Summary: Lessons we can learn from Peter and John’s example in refusing to stay silent or testifying in Jesus’ name.
*Intro>The French Foreign Legion has an inspiring motto: “If I falter, push me on. If I stumble, pick me up. If I retreat, shoot me.”
-Obviously, neither Peter nor John were members of the French Foreign Legion, but they demonstrated a similar determination.
-After being used by God to heal a lame man, then preaching to a crowd at the temple, they were arrested, jailed, threatened, and warned to never again speak in Jesus’ name.
->Their response? -- “No way!
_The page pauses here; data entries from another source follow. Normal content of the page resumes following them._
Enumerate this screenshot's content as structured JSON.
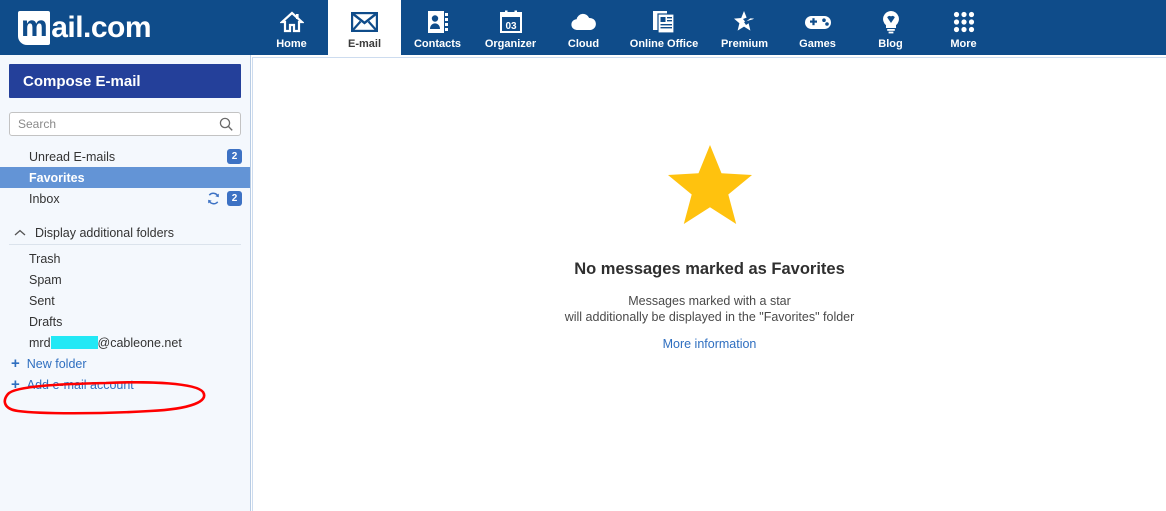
{
  "brand": {
    "logo_m": "m",
    "logo_text": "ail.com",
    "header_color": "#0f4c8a",
    "accent_blue": "#24409a",
    "selected_blue": "#6394d6",
    "badge_blue": "#3d72c4",
    "link_blue": "#2f6fc0",
    "star_gold": "#ffc20e",
    "annotation_red": "#ff0000",
    "redaction_cyan": "#22e8f5"
  },
  "nav": {
    "items": [
      {
        "label": "Home",
        "icon": "home-icon",
        "active": false
      },
      {
        "label": "E-mail",
        "icon": "envelope-icon",
        "active": true
      },
      {
        "label": "Contacts",
        "icon": "contacts-icon",
        "active": false
      },
      {
        "label": "Organizer",
        "icon": "calendar-icon",
        "active": false
      },
      {
        "label": "Cloud",
        "icon": "cloud-icon",
        "active": false
      },
      {
        "label": "Online Office",
        "icon": "documents-icon",
        "active": false
      },
      {
        "label": "Premium",
        "icon": "star-swoosh-icon",
        "active": false
      },
      {
        "label": "Games",
        "icon": "gamepad-icon",
        "active": false
      },
      {
        "label": "Blog",
        "icon": "lightbulb-icon",
        "active": false
      },
      {
        "label": "More",
        "icon": "grid-dots-icon",
        "active": false
      }
    ],
    "calendar_day": "03"
  },
  "sidebar": {
    "compose_label": "Compose E-mail",
    "search": {
      "placeholder": "Search",
      "value": "",
      "icon": "search-icon"
    },
    "folders": [
      {
        "label": "Unread E-mails",
        "badge": "2",
        "selected": false,
        "refresh": false
      },
      {
        "label": "Favorites",
        "badge": "",
        "selected": true,
        "refresh": false
      },
      {
        "label": "Inbox",
        "badge": "2",
        "selected": false,
        "refresh": true
      }
    ],
    "additional_folders_label": "Display additional folders",
    "additional_folders_icon": "chevron-up-icon",
    "subfolders": [
      {
        "label": "Trash"
      },
      {
        "label": "Spam"
      },
      {
        "label": "Sent"
      },
      {
        "label": "Drafts"
      }
    ],
    "account": {
      "prefix": "mrd",
      "suffix": "@cableone.net",
      "redacted": true,
      "annotated": true
    },
    "actions": [
      {
        "label": "New folder",
        "icon": "plus-icon"
      },
      {
        "label": "Add e-mail account",
        "icon": "plus-icon"
      }
    ]
  },
  "main": {
    "empty_state": {
      "icon": "star-icon",
      "title": "No messages marked as Favorites",
      "body_line1": "Messages marked with a star",
      "body_line2": "will additionally be displayed in the \"Favorites\" folder",
      "link_label": "More information"
    }
  }
}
We’re going to keep on keeping on!”
-We should learn from their choices, and follow their example.
--I invite you to once again open a Bible and turn to Acts, chapter 4.
-In continuing the mission God has entrusted to us as believers, we can learn from the events in the early church, and apply those lessons to our lives, in our own endeavors to continue God’s mission through us.
Today, I want us to look at...
SIX SPECIFIC LESSONS WE CAN LEARN FROM THE EXAMPLE OF PETER AND JOHN...
1) WE SHOULD EXPECT MIXED REVIEWS.
-We’re going to be misunderstood, mistreated, and ganged up on.
--v.3 -- "And they laid hands on them, and put them in jail until the next day..."
-SOMETIMES IT MIGHT BE SIMPLY A MATTER OF MISUNDERSTANDING.
--Misunderstandings are inherent in any attempt at communication.
--You may have heard the quote of my favorite philosopher, Anonymous, who said it this way: “I know you believe you understand what you think I said, but I’m not sure you realize that what you heard is not what I meant.””
--Similarly, we’ve all heard of Murphy’s Law: “If anything can go wrong, it will.”
--But we also need to know Brinkley’s Law: “If there is any way it can be misunderstood, by someone, somewhere, sometime, it will be misunderstood.”
--It’s why we need to be sure and communicate the good news in clear, unambiguous, easy-to-understand language.
---ILL>As a young boy growing up in church I heard a lot of the “language of Zion,” church phrases and lingo that other frequent church-goers understood, but others, including the youngest among them, didn’t.
---Two songs / hymns that were sung on a fairly regular basis back then especially baffled me:
---a) Often I would hear well-meaning believers stand and sing, “Let us break bread together on our knees.”
-----Years later I would come to understand the meaning was that we should, in an attitude of prayer, come together for fellowship and to observe the Lord’s Supper.
-----But, as a child, I thought they were singing about literally taking a loaf of bread and bringing it down hard over one’s knees so it would break in half!...Break bread together on our knees!
-----And, for the life of me, I couldn’t figure out why such a song had any place being sung on a Sunday morning in a worship service!
----b) Another was particularly troubling: “There is a balm in Gilead.”
-----To the generation just older than I, the word “balm” was well-received and understood as being a medicinal application. They were used to putting “balm” on burns or scrapes for the sake of healing.
-----However, as a child, I had no such understanding, so I did what children often do...I sang a word that sounded like the unknown word...in this case the word was BOMB.